(Dataset rows for apps and sites)
--------------------------------------------------

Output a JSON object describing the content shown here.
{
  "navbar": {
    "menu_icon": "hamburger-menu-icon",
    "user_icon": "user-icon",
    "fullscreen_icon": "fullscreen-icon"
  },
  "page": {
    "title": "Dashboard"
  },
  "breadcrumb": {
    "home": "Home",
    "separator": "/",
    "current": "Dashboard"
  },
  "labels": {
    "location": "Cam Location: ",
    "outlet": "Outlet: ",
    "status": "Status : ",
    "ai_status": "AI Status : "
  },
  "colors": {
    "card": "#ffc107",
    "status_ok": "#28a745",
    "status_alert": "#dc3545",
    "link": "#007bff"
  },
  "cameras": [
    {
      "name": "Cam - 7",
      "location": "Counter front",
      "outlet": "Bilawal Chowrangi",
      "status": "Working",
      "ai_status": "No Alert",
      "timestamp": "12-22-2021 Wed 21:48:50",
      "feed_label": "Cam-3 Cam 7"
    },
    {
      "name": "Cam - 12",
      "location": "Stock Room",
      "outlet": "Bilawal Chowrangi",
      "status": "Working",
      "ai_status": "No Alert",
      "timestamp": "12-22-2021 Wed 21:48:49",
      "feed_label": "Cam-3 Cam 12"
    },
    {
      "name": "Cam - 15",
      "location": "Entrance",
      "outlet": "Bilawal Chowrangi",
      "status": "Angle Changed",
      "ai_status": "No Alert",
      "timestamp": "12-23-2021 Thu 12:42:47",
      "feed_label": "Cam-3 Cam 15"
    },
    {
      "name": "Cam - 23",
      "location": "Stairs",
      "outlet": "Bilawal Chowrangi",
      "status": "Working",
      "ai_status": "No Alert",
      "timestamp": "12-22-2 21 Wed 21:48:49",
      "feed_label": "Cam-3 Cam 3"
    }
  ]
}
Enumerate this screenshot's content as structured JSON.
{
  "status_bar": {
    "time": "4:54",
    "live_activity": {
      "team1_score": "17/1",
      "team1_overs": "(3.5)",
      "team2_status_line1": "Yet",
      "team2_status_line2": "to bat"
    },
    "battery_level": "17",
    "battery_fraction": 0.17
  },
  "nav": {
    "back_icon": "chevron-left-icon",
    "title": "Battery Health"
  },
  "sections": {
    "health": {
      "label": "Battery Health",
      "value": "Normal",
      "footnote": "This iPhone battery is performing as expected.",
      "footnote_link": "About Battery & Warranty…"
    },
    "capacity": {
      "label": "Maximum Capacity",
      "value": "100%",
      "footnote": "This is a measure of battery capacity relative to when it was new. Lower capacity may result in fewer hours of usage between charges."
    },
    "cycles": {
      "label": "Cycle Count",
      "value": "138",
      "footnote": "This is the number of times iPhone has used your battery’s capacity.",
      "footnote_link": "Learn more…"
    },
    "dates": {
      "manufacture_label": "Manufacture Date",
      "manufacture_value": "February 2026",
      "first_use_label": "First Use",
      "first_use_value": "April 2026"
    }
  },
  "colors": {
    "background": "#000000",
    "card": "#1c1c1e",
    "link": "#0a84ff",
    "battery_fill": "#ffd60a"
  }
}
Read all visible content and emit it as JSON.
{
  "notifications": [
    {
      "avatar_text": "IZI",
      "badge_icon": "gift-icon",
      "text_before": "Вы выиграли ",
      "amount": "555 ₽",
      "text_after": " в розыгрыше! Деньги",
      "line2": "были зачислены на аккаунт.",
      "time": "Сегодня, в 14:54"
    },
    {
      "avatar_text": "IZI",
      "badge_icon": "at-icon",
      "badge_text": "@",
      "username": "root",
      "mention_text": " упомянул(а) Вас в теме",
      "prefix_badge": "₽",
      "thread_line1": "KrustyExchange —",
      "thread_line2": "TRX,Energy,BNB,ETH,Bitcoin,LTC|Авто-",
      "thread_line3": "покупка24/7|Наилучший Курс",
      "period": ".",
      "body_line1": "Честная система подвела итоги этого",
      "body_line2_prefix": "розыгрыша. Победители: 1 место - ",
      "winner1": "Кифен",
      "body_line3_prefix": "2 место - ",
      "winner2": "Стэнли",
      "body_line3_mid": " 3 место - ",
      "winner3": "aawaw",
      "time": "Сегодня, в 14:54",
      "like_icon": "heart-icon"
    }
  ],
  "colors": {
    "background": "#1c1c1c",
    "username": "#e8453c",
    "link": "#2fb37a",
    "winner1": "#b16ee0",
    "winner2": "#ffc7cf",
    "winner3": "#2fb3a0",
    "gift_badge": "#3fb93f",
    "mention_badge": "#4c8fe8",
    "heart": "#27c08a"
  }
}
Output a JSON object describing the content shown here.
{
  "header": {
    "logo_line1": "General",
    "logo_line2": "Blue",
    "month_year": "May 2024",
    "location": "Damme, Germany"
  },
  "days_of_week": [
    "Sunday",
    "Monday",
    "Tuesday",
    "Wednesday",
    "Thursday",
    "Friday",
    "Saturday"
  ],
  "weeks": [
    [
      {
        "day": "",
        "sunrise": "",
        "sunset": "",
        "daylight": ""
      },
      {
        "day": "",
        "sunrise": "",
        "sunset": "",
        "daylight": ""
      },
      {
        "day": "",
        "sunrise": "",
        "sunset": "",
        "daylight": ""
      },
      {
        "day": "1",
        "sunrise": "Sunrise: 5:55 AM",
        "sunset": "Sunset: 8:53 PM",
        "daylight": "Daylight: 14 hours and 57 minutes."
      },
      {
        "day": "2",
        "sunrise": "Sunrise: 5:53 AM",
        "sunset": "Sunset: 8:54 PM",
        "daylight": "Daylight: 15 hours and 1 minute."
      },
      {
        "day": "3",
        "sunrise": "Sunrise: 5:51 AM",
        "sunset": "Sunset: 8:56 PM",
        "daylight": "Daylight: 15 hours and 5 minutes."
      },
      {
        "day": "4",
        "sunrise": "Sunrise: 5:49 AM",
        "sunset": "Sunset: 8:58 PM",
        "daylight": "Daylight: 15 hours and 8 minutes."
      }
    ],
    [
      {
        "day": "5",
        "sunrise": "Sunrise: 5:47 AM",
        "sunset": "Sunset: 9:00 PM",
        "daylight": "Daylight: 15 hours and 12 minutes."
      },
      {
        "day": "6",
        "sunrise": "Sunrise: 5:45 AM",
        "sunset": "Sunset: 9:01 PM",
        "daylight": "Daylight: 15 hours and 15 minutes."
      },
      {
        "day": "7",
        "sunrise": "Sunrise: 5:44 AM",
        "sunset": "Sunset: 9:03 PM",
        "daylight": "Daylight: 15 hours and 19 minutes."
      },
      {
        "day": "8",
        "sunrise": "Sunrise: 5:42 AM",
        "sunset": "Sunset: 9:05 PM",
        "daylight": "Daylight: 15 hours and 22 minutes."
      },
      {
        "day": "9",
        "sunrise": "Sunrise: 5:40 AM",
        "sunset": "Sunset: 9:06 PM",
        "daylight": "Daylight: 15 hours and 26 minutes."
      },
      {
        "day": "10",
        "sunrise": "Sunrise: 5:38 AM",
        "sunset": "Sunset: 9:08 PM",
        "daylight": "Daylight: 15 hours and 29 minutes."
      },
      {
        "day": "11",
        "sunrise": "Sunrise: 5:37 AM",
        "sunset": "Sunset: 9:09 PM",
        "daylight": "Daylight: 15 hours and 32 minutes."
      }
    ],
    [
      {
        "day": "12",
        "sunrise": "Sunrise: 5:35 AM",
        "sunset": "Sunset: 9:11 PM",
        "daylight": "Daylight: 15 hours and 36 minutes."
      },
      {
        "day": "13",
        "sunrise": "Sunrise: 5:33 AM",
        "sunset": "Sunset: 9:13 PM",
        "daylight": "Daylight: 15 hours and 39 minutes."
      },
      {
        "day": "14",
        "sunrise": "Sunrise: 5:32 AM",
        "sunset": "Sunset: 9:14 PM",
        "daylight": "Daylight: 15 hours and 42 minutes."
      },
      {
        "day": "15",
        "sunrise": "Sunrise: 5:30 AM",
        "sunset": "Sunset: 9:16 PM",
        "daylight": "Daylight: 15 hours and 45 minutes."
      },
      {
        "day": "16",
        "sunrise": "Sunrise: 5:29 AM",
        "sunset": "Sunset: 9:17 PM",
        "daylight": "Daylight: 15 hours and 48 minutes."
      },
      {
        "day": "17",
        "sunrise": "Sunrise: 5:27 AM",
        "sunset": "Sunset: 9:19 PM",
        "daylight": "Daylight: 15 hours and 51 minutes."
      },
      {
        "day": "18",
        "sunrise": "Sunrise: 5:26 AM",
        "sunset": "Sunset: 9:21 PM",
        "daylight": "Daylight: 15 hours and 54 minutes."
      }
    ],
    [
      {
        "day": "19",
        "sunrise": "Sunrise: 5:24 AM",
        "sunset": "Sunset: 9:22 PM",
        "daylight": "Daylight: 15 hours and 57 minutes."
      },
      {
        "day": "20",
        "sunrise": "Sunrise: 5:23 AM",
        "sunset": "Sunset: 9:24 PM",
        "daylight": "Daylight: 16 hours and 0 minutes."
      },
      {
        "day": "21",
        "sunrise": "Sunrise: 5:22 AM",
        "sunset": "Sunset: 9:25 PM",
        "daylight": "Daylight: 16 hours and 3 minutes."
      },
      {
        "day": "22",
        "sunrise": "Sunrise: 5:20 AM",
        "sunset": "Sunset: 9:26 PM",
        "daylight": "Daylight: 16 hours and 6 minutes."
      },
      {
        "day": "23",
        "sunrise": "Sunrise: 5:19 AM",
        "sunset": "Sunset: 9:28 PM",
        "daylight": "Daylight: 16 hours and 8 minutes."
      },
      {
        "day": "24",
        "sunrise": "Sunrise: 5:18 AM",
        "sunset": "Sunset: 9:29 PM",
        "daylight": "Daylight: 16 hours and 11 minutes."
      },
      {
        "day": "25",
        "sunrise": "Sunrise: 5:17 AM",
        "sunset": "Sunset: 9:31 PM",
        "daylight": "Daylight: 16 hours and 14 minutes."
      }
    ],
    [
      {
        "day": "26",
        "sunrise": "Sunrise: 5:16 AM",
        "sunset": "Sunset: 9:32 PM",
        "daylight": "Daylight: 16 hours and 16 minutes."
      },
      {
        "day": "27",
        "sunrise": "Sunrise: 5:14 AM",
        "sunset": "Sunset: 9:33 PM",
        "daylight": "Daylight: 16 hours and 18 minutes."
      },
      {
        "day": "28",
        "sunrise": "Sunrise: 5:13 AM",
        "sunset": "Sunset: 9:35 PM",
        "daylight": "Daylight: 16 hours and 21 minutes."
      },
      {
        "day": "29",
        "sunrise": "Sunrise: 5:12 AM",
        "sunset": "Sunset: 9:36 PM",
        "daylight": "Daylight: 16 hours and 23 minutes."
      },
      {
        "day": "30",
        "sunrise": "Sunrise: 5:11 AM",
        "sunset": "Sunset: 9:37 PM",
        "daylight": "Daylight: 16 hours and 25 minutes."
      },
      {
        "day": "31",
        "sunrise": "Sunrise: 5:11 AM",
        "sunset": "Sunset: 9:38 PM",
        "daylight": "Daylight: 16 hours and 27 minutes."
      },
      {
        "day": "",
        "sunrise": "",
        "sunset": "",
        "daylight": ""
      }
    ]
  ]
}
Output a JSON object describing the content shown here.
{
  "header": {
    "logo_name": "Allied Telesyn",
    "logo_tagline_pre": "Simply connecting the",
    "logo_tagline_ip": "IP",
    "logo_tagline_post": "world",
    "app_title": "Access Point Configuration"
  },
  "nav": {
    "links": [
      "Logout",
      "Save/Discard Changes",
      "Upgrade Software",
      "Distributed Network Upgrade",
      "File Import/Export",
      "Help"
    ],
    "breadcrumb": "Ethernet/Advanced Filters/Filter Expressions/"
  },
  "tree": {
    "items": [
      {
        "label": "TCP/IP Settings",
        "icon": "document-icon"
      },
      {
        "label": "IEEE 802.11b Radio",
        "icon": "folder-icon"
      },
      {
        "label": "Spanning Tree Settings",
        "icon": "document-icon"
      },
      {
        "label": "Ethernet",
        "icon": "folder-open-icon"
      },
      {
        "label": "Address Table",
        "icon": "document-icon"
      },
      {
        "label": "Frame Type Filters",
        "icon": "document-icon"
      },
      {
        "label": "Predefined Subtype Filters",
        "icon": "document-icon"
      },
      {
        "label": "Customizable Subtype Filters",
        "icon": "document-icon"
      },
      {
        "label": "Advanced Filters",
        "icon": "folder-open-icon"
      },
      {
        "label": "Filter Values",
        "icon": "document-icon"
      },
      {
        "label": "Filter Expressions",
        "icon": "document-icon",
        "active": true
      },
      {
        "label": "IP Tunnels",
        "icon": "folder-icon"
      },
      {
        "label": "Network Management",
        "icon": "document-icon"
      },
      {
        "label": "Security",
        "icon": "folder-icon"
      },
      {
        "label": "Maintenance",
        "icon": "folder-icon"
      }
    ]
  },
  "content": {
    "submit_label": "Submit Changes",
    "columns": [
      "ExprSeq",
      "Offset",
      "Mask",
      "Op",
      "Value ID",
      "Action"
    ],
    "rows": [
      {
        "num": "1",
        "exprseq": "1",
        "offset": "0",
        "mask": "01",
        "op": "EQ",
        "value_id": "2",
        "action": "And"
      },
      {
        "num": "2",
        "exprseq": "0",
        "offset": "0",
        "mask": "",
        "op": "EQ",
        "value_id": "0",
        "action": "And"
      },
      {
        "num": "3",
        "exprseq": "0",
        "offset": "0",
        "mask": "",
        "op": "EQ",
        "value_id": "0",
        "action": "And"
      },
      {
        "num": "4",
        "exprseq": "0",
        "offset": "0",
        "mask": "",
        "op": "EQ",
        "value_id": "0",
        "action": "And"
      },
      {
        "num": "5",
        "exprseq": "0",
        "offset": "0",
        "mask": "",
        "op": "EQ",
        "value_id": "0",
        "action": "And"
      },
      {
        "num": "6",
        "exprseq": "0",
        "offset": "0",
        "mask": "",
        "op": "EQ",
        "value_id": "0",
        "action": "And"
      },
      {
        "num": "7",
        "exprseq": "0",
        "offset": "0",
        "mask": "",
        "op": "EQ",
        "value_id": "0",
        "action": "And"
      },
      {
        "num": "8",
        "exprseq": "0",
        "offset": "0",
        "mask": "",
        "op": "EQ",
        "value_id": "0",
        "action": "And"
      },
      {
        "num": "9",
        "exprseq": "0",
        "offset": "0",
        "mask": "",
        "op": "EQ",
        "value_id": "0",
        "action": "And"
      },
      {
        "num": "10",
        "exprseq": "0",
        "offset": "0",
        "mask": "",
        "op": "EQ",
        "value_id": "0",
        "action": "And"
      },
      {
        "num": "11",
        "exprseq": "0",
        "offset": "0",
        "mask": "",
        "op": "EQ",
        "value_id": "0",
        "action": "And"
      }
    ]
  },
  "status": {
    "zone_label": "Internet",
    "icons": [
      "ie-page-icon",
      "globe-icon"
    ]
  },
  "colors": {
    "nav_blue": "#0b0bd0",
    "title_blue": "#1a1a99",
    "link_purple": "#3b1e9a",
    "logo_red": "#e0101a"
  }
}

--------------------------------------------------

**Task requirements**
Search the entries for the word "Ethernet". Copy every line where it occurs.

**Response below**
    "breadcrumb": "Ethernet/Advanced Filters/Filter Expressions/"
        "label": "Ethernet",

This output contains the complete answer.